Above all, you will learn to see the ocean as a single entity of striking complexity. Despite the names we have assigned to different regions of the ocean—Atlantic, Pacific, Indian, Arctic—they are all one continuous body of water, dominating the planet with features such as mid-ocean ridges that encircle the globe like the seams on a baseball.
A Story of Pure Exploration
The ocean is a huge subject, and you begin Oceanography by taking stock of the vast scope of the discipline. "This story is one of pure exploration," says Professor Tobin, and he approaches it by breaking the field down into its most important themes. First, he reviews the history of ocean exploration, before moving on to the topography of the seabed and how it is mapped. Diving deeper, he covers
- the variety of habitats for ocean organisms;
- the role of plate tectonics in creating and destroying the seafloor;
- the origins of the ocean and life;
- the sediments on the seabed and the conditions that produce oil and gas;
- the reason that the sea is salty and why it isn't getting saltier.
Then he spends a lecture on water itself, investigating the special properties that make it indispensible to life. He continues with
- the origins of waves and tides;
- the diversity of marine life, from the ocean air to the deepest ocean trench;
- the forces that shape coastlines;
- the nature of bottom life, from tide pools to the deep sea;
- and the links between weather, climate, and the ocean environment.
Professor Tobin closes the course with a glimpse into the future of the ocean and humanity's role in defining that destiny.
The Ocean in Your Life
Whether you live far from the coast or right on the water, the ocean touches on countless aspects of your life, from the climate to the oxygen-producing activity of ocean organisms to the many products that come to you by sea. The ocean's relevance also shows up in news stories about overfishing, ocean dumping, and other environmental issues, as well as in accounts of disasters such as the following, which Oceanography covers in detail:
- Japanese tsunami: The devastating tsunami that engulfed coastal Japan in 2011 was set in motion by a gigantic undersea earthquake along a subduction zone, where the ocean floor is plunging beneath the rocks of the continent.
- Gulf of Mexico oil spill: The Deepwater Horizon blowout in 2010 caused the largest uncontrolled release of oil and natural gas into the ocean ever recorded. You look at the expected—and unexpected—repercussions on marine life.
- Hurricane Katrina: Unusually warm water in the Gulf of Mexico in the summer of 2005 turned an average hurricane into a category 5 monster. You investigate the ocean conditions that spawn hurricanes and the surprising power of their storm surges.
- El Niño: Every few years the global climate enters a period of more extreme weather, when the Pacific trade winds slacken and the sea surface temperatures rise off the coast of Peru. You investigate the resulting cascade of effects, known as El Niño.
Enrich Your Understanding of the Ocean World
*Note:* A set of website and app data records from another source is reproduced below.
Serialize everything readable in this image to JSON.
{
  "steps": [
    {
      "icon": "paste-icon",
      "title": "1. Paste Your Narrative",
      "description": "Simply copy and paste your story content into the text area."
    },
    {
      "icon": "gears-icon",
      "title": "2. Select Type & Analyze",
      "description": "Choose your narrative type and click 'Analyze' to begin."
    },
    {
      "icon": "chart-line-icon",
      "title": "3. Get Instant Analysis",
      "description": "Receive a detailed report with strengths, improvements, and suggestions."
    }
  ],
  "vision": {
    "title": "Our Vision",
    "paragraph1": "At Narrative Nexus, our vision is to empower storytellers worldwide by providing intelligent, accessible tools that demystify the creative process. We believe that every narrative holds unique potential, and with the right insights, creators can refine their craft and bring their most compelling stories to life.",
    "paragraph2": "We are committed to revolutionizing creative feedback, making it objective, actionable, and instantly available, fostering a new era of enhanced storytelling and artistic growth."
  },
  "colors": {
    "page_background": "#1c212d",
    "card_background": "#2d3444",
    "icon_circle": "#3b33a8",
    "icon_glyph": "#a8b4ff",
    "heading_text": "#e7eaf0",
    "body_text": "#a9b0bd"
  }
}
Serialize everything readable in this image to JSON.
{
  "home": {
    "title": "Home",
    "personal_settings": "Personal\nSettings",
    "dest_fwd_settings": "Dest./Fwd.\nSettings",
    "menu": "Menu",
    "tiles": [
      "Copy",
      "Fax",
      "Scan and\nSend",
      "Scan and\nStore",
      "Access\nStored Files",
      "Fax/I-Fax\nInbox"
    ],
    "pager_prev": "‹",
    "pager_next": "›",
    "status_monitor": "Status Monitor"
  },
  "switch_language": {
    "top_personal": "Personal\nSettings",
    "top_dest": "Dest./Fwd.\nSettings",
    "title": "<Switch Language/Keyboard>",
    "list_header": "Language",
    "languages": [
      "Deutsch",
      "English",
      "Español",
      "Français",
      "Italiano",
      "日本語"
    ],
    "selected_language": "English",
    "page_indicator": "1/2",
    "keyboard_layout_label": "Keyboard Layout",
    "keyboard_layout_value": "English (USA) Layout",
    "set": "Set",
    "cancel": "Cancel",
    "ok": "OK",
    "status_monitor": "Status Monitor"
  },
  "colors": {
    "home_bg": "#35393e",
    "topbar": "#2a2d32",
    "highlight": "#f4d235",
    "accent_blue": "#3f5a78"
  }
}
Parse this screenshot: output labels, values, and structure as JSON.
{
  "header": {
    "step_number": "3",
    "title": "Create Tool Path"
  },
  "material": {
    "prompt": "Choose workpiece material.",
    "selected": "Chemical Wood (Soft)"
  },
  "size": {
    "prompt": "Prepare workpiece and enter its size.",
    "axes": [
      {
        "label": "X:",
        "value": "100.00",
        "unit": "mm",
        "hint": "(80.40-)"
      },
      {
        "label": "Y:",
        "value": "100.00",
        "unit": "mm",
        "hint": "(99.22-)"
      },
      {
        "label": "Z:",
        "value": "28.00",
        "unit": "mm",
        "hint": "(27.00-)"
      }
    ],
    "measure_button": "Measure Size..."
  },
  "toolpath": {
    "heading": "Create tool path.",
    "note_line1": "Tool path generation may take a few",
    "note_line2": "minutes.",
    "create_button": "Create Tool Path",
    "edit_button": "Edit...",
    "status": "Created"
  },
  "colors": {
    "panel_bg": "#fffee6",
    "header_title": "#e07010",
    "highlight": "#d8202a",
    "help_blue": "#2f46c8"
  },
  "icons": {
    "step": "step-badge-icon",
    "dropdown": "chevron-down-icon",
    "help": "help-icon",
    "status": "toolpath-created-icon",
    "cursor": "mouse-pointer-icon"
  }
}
Oceanography is one of the most exciting areas in science, combining the thrill of exploring an otherworldly realm with the insights it gives into how the Earth works in all of its domains. Having spent nearly a year-and-a-half of his life cumulatively at sea on research expeditions, Professor Tobin is not only an expert on the subject but an eyewitness to the many wonders he describes.
After taking this course, says Professor Tobin, you will gain "an appreciation for the complexity and richness of the ocean environment"—a world of organisms that have evolved to live in every conceivable niche in the sea, of ceaseless volcanic activity that is hidden beneath miles of water, of tides and currents that girdle the globe, and of other fascinating phenomena that make the ocean the most dynamic part of the planet.
Next time you go to the beach, spend time on a sailboat, take a cruise, or even read a book or watch a movie or nature program about the sea, you will think of the expanse of blue water in a new way, with an enriched understanding of the ocean world.